TASK BRIEF:
Every entry below needs to be copied exactly.

DATA FOR PROCESSING:
________________________________________

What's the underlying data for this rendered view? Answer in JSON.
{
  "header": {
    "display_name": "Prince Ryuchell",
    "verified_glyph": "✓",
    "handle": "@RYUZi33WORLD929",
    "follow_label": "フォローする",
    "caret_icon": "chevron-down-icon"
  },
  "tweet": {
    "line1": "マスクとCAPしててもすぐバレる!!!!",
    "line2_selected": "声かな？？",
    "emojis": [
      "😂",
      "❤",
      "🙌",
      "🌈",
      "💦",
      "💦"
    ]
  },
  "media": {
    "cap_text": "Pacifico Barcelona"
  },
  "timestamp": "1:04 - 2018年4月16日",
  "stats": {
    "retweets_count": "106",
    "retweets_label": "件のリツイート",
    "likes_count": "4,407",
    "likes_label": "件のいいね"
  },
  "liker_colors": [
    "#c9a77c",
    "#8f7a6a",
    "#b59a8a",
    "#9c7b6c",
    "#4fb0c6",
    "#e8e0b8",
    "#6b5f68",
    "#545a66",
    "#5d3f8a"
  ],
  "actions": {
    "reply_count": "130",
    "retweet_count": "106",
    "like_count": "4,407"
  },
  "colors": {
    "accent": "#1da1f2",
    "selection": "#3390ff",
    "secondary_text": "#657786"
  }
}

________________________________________

TASK ANSWER:
What's the underlying data for this rendered view? Answer in JSON.
{
  "header": {
    "display_name": "Prince Ryuchell",
    "verified_glyph": "✓",
    "handle": "@RYUZi33WORLD929",
    "follow_label": "フォローする",
    "caret_icon": "chevron-down-icon"
  },
  "tweet": {
    "line1": "マスクとCAPしててもすぐバレる!!!!",
    "line2_selected": "声かな？？",
    "emojis": [
      "😂",
      "❤",
      "🙌",
      "🌈",
      "💦",
      "💦"
    ]
  },
  "media": {
    "cap_text": "Pacifico Barcelona"
  },
  "timestamp": "1:04 - 2018年4月16日",
  "stats": {
    "retweets_count": "106",
    "retweets_label": "件のリツイート",
    "likes_count": "4,407",
    "likes_label": "件のいいね"
  },
  "liker_colors": [
    "#c9a77c",
    "#8f7a6a",
    "#b59a8a",
    "#9c7b6c",
    "#4fb0c6",
    "#e8e0b8",
    "#6b5f68",
    "#545a66",
    "#5d3f8a"
  ],
  "actions": {
    "reply_count": "130",
    "retweet_count": "106",
    "like_count": "4,407"
  },
  "colors": {
    "accent": "#1da1f2",
    "selection": "#3390ff",
    "secondary_text": "#657786"
  }
}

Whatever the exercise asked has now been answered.